Tips for new teams

One of the hardest things about VEX is the learning curve in the first year. So, what are some good tips, building, programming, or competition wise, that could end up really helping new teams?
Please share any tips that helped you, and I’m sure many others will benefit from what you have to share.

Everything will go wrong, especially the most essential part of the robot, and it will go wrong more than once. Have backups for EVERYTHING.

Do programming skills at regional competitions. It’s usually the easiest way to qualify for states, because (at least here in AZ) not too many people do programming skills at regionals, and the ones who do often double qualify.

Note that this year, what qualifies for states is the Robot Skills, which is now the sum of the Programming and Driver’s Skills Scores.

Ehhhh… I forgot about that, thinking about what I’ve done in previous years. Still, you should always do skills.

Even if your robot is not fully perfect - participate the tournaments anyway. We learned tons at the tournament. Plus, we learned by just talking to the other teams. We got so many tips that we may never have gotten otherwise. Tournament experience is key - and fun.

To me, best thing you can do is get something built, get to a competition and compete. Don’t worry about whether you have the “perfect” robot or not. Just go. It will fuel the students enthusiasm and they WILL learn a LOT. Have your students talk to other teams in the pits, most, if not all, teams are wiling to answer questions and help out if your students run into an issue. Then go back and apply what you have learned. Then go compete again. VEX Robotics is a continuous improvement model.

Do a search for VEX Starstruck on YouTube. Watch some of the matches already played. Copying is the sincerest form of flattery! It is learning how to properly execute a design. Over time, there is some design convergence as the most successful designs tend to be emulated by others.

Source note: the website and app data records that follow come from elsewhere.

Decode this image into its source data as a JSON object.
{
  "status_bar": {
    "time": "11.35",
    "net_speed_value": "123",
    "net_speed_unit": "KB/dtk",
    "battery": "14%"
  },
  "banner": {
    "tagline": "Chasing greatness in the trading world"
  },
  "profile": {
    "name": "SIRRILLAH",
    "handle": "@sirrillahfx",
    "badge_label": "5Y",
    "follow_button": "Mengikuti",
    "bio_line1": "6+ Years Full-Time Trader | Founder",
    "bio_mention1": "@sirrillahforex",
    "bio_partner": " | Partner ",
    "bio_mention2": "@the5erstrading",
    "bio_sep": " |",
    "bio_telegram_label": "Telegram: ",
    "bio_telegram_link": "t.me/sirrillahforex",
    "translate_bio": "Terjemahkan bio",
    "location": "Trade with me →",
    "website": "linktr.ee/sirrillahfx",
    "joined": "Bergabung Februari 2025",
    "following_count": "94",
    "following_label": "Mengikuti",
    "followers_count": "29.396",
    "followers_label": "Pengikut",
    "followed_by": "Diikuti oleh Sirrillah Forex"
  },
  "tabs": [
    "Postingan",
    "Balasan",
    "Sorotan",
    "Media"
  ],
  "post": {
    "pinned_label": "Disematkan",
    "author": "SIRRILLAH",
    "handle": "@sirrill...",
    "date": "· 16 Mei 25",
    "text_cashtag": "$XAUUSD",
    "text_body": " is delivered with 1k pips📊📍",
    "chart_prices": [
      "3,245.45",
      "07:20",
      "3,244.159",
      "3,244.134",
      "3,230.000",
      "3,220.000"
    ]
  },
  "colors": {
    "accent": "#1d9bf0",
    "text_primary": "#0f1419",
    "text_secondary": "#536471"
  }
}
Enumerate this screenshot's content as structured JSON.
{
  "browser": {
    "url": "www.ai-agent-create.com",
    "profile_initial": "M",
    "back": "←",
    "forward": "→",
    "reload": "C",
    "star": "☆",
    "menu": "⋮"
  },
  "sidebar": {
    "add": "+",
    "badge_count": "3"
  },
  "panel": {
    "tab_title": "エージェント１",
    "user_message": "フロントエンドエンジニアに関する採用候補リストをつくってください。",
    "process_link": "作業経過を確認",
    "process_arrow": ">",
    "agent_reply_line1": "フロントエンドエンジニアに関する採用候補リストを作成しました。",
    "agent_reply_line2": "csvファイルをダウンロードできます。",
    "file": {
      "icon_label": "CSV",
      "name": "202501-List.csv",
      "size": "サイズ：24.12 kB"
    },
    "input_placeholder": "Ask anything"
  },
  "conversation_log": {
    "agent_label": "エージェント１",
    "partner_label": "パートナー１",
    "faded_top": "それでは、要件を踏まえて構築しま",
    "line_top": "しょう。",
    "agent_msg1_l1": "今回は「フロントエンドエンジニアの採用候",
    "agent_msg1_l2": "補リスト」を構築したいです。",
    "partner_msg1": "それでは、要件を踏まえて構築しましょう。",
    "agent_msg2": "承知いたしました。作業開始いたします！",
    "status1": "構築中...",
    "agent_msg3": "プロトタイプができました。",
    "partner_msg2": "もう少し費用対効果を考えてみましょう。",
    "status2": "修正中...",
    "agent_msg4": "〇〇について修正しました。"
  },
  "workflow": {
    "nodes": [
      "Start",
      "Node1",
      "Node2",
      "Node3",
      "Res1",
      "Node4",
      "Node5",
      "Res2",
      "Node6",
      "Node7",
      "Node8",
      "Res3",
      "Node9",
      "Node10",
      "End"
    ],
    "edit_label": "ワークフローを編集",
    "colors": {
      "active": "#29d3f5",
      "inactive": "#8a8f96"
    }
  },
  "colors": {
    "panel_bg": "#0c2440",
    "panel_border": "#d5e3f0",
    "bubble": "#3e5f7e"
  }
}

Training…be sure everyone has a good foundation. Don’t dismiss the Clawbot because it is so simple, go ahead a build it, and learn to program it. You can even compete with a clawbot, at least in the early season, and not do too bad. At the Monroe County Fair Qualifier, a standard Clawbot ended up as the 3rd alliance after qualifications, just because it was quick as shoving stars and the cube under the fence (and it was driven by a veteran driver too).

If you have time, or want to get more serious, build the Super Clawbot and learn to program it. By initially building a couple robots from plans, you will learn-by-doing many of the basic skills needed to design and build a good competition robot. The Clawbot and Super Clawbot provide many examples of how to do things: using bearing, gears, high strength chains, direct drive and indirect drives, lots of screws and standoffs, “out-of-the box” applications of parts (on the super clawbot), as well as many of the sensors and LCD display.

Watch the McCallum Robot’s training videos on You-tube too, but don’t be afraid of going to an event with a Clawbot or modified clawbot as a first-time competetor. The GDC does a good job at making sure even a trainer can add value to an alliance and score points.

Build something simple and easy. Then spend lots of time practicing with it. Steer clear of complicated or harder to build designs. Make sure you spend plenty of time testing and practicing or you’ll have problems at competitions.

One of the most important things I’ve found is to be outgoing. At competitions, talk to other teams, congratulate them. You’ll learn a lot, and you’ll be one of the first teams they’ll think of for alliance selection.

Learn to properly unscrew screws, if you don’t know how to you will strip screws and waste lots of money in the long run.

screws are the cheap things to waste money on! wrecking a joystick is far easier and expensive. Please unclip from the cat-5 cable connected to the tower. Or you’ll now have a nice expensive partner joystick. Yes it can work as a primary joystick, but not when you want it to. :slight_smile:

+1 to drive practice. Build something that drives and learn to drive it while you continue to build the rest of the robot. It will help you tons in the long run and keep your interest along the way as you learn.